With controversial moves to tighten immigration in the works, visitors from abroad and U.S. citizens alike are on edge about international travel. For the organizers of South by Southwest, that climate gave rise to a public outcry over controversial language in its artist contracts.
In light of the ensuing backlash among attendees and performers, SXSW has issued a statement asserting its opposition toward the Trump administration’s actions around immigration. The letter notes that SXSW will change language in its performer contracts to remove mentions of making contact with immigration officials in changes that will go into effect in 2018.
“With the announcement of President Trump’s latest Travel Ban, SXSW would like to reaffirm its public opposition to these executive orders and provide ongoing support to the artists traveling from foreign countries to our event,” the statement reads.
Previously, in an interview with the Austin Chronicle, SXSW CEO and co-founder Roland Swenson dismissed concerns over what many interpreted as a new, politically motivated policy, noting that the language has actually been in place for at least five years.
The statement also clarifies a number of points of potential criticism:
While SXSW works to be in compliance with U.S. immigration law, it is important to know that:
- SXSW has not, does not, and will not, disclose an artist’s immigration status, except when required by law.
- SXSW does not have the power to deport anyone.
- There are no “deportation clauses” in our current performance agreements. There will be no “deportation clauses” in our future participant agreements.
- SXSW does not “collude with” any immigration agencies including ICE, CBP or USCIS to deport anyone.
- Each year SXSW coordinates with hundreds of international acts coming to SXSW to try and mitigate issues at U.S. ports of entry. This year we are working to build a coalition of attorneys to assist any who face problems upon arrival in the States.
- In the 31 years of SXSW’s existence, we have never reported any artist or participant to any immigration agency.
We would like to again apologize for the language in our agreements. We care deeply about the community we serve, and our event is a welcome and safe space for all people.”

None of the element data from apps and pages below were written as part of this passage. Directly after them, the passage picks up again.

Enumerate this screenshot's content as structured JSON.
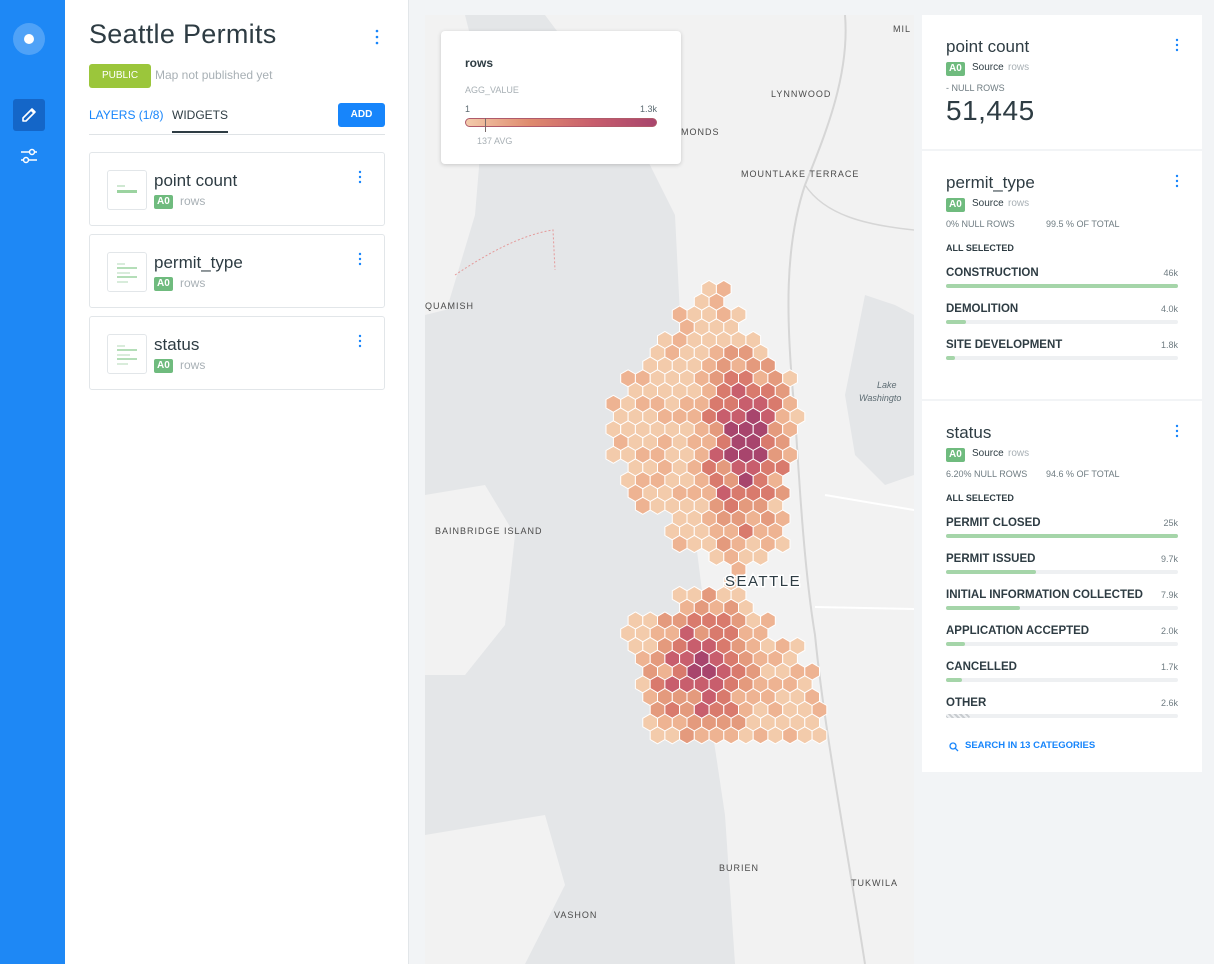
{
  "rail": {
    "items": [
      "home",
      "edit",
      "settings"
    ]
  },
  "editor": {
    "title": "Seattle Permits",
    "public_badge": "PUBLIC",
    "publish_status": "Map not published yet",
    "tabs": {
      "layers": "LAYERS (1/8)",
      "widgets": "WIDGETS"
    },
    "add_label": "ADD",
    "widgets": [
      {
        "name": "point count",
        "tag": "A0",
        "source": "rows"
      },
      {
        "name": "permit_type",
        "tag": "A0",
        "source": "rows"
      },
      {
        "name": "status",
        "tag": "A0",
        "source": "rows"
      }
    ]
  },
  "map": {
    "labels": {
      "mil": "MIL",
      "lynnwood": "LYNNWOOD",
      "edmonds": "MONDS",
      "mountlake": "MOUNTLAKE TERRACE",
      "suquamish": "QUAMISH",
      "lake_wa_1": "Lake",
      "lake_wa_2": "Washingto",
      "bainbridge": "BAINBRIDGE ISLAND",
      "seattle": "SEATTLE",
      "burien": "BURIEN",
      "tukwila": "TUKWILA",
      "vashon": "VASHON"
    },
    "legend": {
      "title": "rows",
      "subtitle": "AGG_VALUE",
      "min": "1",
      "max": "1.3k",
      "avg": "137 AVG"
    },
    "colors": [
      "#f3cbab",
      "#eeb392",
      "#e49a7d",
      "#d97a6d",
      "#c85e6d",
      "#a8456d"
    ]
  },
  "widgets_panel": {
    "point_count": {
      "title": "point count",
      "tag": "A0",
      "source_label": "Source",
      "source_name": "rows",
      "null_rows": "- NULL ROWS",
      "value": "51,445"
    },
    "permit_type": {
      "title": "permit_type",
      "tag": "A0",
      "source_label": "Source",
      "source_name": "rows",
      "null_rows": "0% NULL ROWS",
      "of_total": "99.5 % OF TOTAL",
      "all_selected": "ALL SELECTED",
      "categories": [
        {
          "name": "CONSTRUCTION",
          "value": "46k",
          "fraction": 1.0
        },
        {
          "name": "DEMOLITION",
          "value": "4.0k",
          "fraction": 0.087
        },
        {
          "name": "SITE DEVELOPMENT",
          "value": "1.8k",
          "fraction": 0.04
        }
      ]
    },
    "status": {
      "title": "status",
      "tag": "A0",
      "source_label": "Source",
      "source_name": "rows",
      "null_rows": "6.20% NULL ROWS",
      "of_total": "94.6 % OF TOTAL",
      "all_selected": "ALL SELECTED",
      "categories": [
        {
          "name": "PERMIT CLOSED",
          "value": "25k",
          "fraction": 1.0
        },
        {
          "name": "PERMIT ISSUED",
          "value": "9.7k",
          "fraction": 0.39
        },
        {
          "name": "INITIAL INFORMATION COLLECTED",
          "value": "7.9k",
          "fraction": 0.32
        },
        {
          "name": "APPLICATION ACCEPTED",
          "value": "2.0k",
          "fraction": 0.08
        },
        {
          "name": "CANCELLED",
          "value": "1.7k",
          "fraction": 0.068
        },
        {
          "name": "OTHER",
          "value": "2.6k",
          "fraction": 0.104
        }
      ],
      "search_label": "SEARCH IN 13 CATEGORIES"
    }
  }
}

As some have noted, the questionable language might have had more to do with SXSW’s aggressive policy of cracking down on unofficial events than anything in current political cycles. Still, if it isn’t too little, too late, the clarification should help to stem the fallout leading into SXSW 2017.